Friday, December 17, 2010
The Closest Thing to Home
Those of you who've come to know me during the last two and a half years will already recognize that I attribute great importance to milestones.
Every man, in my view, is built by his past, and he who acknowledges that instead of fighting it can have a better understanding of who--and why--he is.
That's the line I try to walk: drawing on the past without being drawn into it, understanding its significance but only through the context of the ever-important present.
December 17th has unique importance for my family.
It was five years ago today, on December 17, 2005, that we moved to Mountain Town from Rich Town.
Then, as now, the roads were covered in snow and the air stung with cold. Then, as now, I took issue with my parents on many counts; that Saturday evening was, in fact, punctuated by an tumultuous argument between my mother, my Aunt Lesbian, and me.
A few examples notwithstanding, though, very little seems to be the same.
Five years ago I was seventeen and Powell just turned sixteen five days prior (his birthday is December 12th). Teenagers then, we've both been out of high school for years now and have taken very different paths: I should have graduated in May but an opportunity with a major record label, among other things, interfered to keep me in school; he's been through rehab, bounced from job to job, and made a few abortive attempts at community college before deciding higher education wasn't for him.
Thomas was ten years old five years ago, but a child and scarcely older than Pie is now. Today he's stepped into being a teenager and everything that comes with it: dating, thoughts of sex, experiments with drinking and marijuana, dreams of rock stardom, and the first ambitions to attend university.
Pie, only two years old in 2005, is now a strong-willed and rambunctious seven-year-old girl. A toddler when we arrived here, Mountain Town is the only reality she's ever known.
I've become better, smarter, and infinitely more self-confident, the consequence of a social flowering experienced at college. If anything my relationship with my parents has grown more fractious, but that is the result of my growing assertions for basic fairness and respect, and so in a way is a good thing.
I've spent five years here now, and I know I won't remain here five years more. It's interesting, and a bit terrifying, to think of where I'll be in a half a decade's time.
Below you will find my diary entry for December 19, 2005. I was halfway through twelfth grade and had moved to Mountain Town only two days earlier.

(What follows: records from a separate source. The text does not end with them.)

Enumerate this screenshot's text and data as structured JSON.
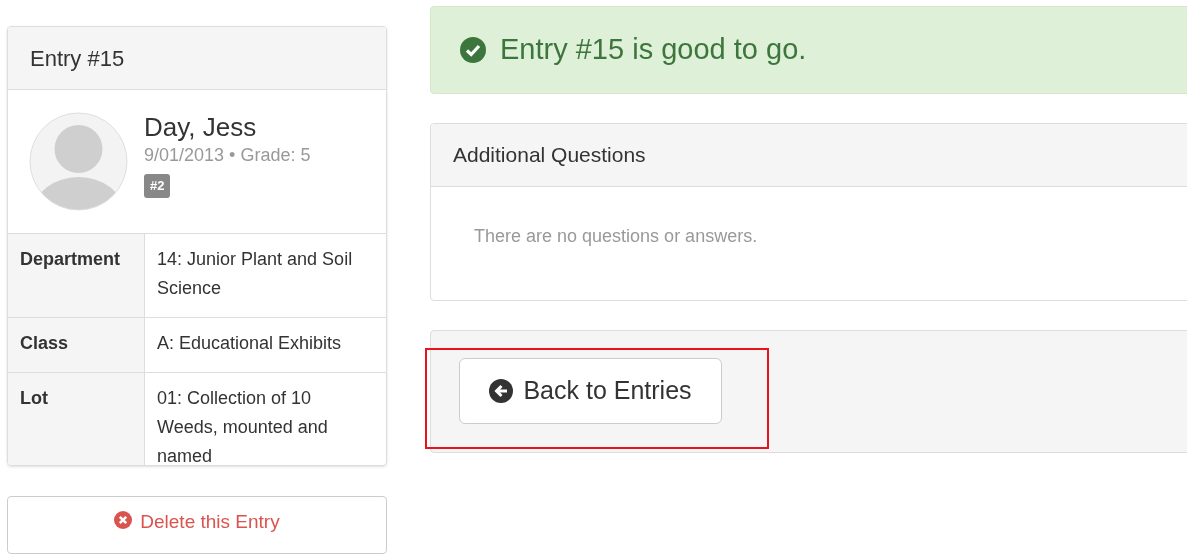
{
  "entry_card": {
    "title": "Entry #15",
    "person": {
      "name": "Day, Jess",
      "details": "9/01/2013 • Grade: 5",
      "badge": "#2"
    },
    "fields": [
      {
        "label": "Department",
        "value": "14: Junior Plant and Soil Science"
      },
      {
        "label": "Class",
        "value": "A: Educational Exhibits"
      },
      {
        "label": "Lot",
        "value": "01: Collection of 10 Weeds, mounted and named"
      }
    ]
  },
  "delete_button": {
    "label": "Delete this Entry"
  },
  "alert": {
    "message": "Entry #15 is good to go."
  },
  "questions_panel": {
    "title": "Additional Questions",
    "empty_text": "There are no questions or answers."
  },
  "back_button": {
    "label": "Back to Entries",
    "highlighted": true
  }
}
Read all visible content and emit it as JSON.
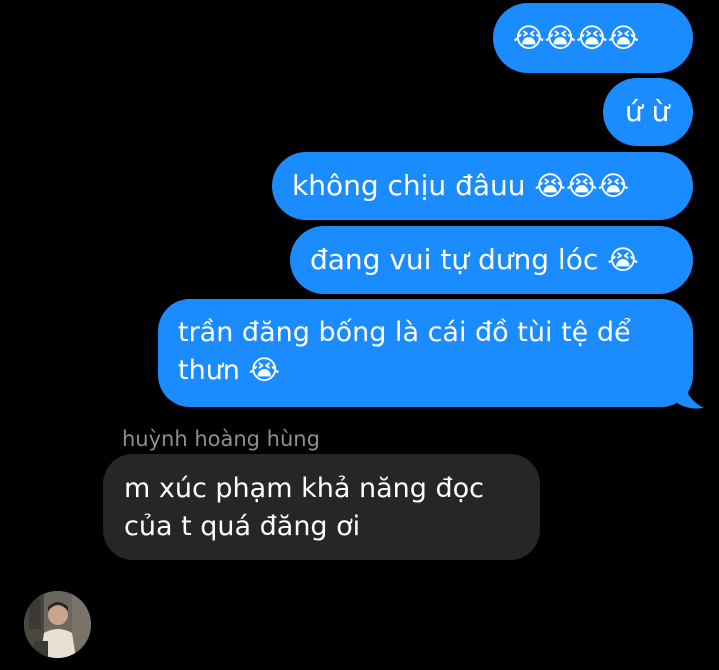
{
  "outgoing": [
    {
      "text": "",
      "emoji": "😭😭😭😭"
    },
    {
      "text": "ứ ừ",
      "emoji": ""
    },
    {
      "text": "không chịu đâuu ",
      "emoji": "😭😭😭"
    },
    {
      "text": "đang vui tự dưng lóc ",
      "emoji": "😭"
    },
    {
      "line1": "trần đăng bống là cái đồ tùi tệ dể",
      "line2": "thưn ",
      "emoji": "😭"
    }
  ],
  "incoming": {
    "sender": "huỳnh hoàng hùng",
    "line1": "m xúc phạm khả năng đọc",
    "line2": "của t quá đăng ơi",
    "big_emoji": [
      "😭",
      "😭",
      "😭"
    ]
  },
  "colors": {
    "outgoing_bubble": "#1a8cff",
    "incoming_bubble": "#262628",
    "background": "#000000"
  }
}
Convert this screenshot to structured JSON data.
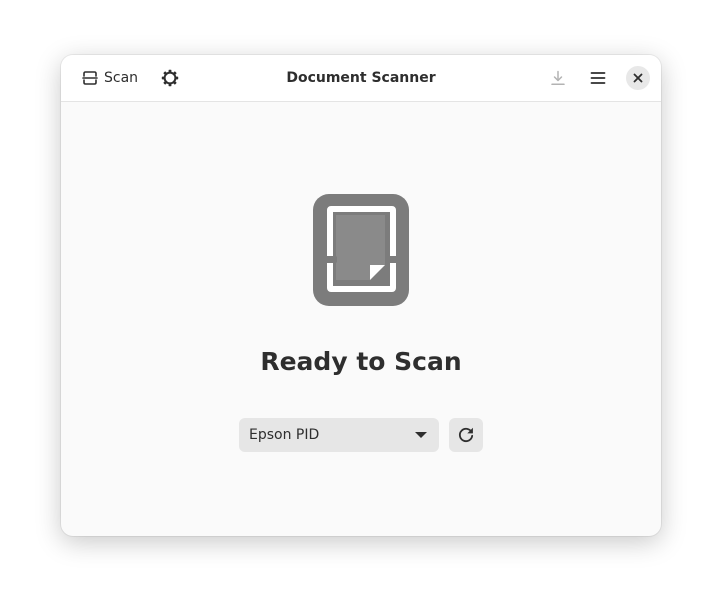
{
  "window": {
    "title": "Document Scanner"
  },
  "headerbar": {
    "scan_label": "Scan",
    "prefs_icon": "gear-icon",
    "save_icon": "download-icon",
    "menu_icon": "hamburger-menu-icon",
    "close_icon": "close-icon"
  },
  "main": {
    "status_icon": "scanner-document-icon",
    "status_title": "Ready to Scan",
    "device_selector": {
      "selected": "Epson PID"
    },
    "refresh_icon": "refresh-icon"
  },
  "colors": {
    "window_bg": "#fafafa",
    "headerbar_bg": "#ffffff",
    "text": "#2e2e2e",
    "icon_gray": "#7c7c7c",
    "button_bg": "#e6e6e6",
    "disabled_icon": "#b3b3b3"
  }
}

December 19, 2005
Of the five transitions I've gone through in the last four years, Saturday's was by far the worst.
In the days leading up to our move, our parents allocated us one full week in which to pack. In practice, however, we had much less time to gather our things; after seven hours of school and a full night of homework, there was perhaps one half hour left before we went to bed, and no one wanted to spend it sorting through piles of clothes and such.
Then, on the night before the move, I was home just long enough to fill a single tote before Mom made me go to the store with her. We came back to the house, stayed there for about five minutes, and then went off to Mountain Town for some last-minute unloading.
Oh, that's right; Mom and Dad decided that, to save money, we would move most of our things, leaving only the "really big stuff" for the movers. The result was a laborious few days spent lugging endless totes, prolifically heavy boxes, a good deal of our own furniture, and even Betsy (Dad's motorcycle).
I can't tell you what fun it all was, getting up in the early morning to drag as many things as possible into our trailer, driving to Mountain Town on roads of pure ice, unloading the objects in frigid winter air, and then returning to Rich Town after several burdensome hours to start the process over again.
Really, just peachy.
We moved in on the 17th of December, and then began the tiresome task of digging through all of the boxes for our possessions. My stereo and computer, initially displaced, were located within a day of our relocation, but the green binder containing both my English and Physics classes remained unaccounted for.
Obviously, this caused me great distress, and I was adamant that it must be found.
Dad, thinking perhaps he had seen it in a pile of trash in Rich Town, asked Aunt Lesbian to check. She dug through our garbage and found a purple binder that I'd intentionally thrown away.
The mere act, however, made me feel inclined to view Aunt Lesbian in a much more positive light than I had before. This more amicable attitude towards my aunt was dissolved literally within minutes.
Frantic over the lost binder, I tried to get Mom to tell me the day and time at which the trashmen would come.
After answering a single question, she told me she'd "had enough."
When I tried to ask a second question, she went into a fit of screeches.
"Answer my question!" I yelled over her screams, at which point she exclaimed, "Fuck you, BB!"
Furious, I stalked into the kitchen, where Aunt Lesbian eyed me sharply and said in a dangerous tone, "Don't you talk to my sister that way."
I was already emotionally charged by the whole experience of the move and angry at Aunt Lesbian for earlier rudeness in the weekend, and so I said the first thing that popped into my head: "Shut up and mind your own damn business."
It was as if an atomic bomb had gone off in our kitchen.
The next thing I knew, my mother, Aunt Lesbian, and I were facing off in an explosive three-way screaming match that shook the polished countertops and sent Pie into hysterics.
Tomorrow I'll find out if I got into Major University!!!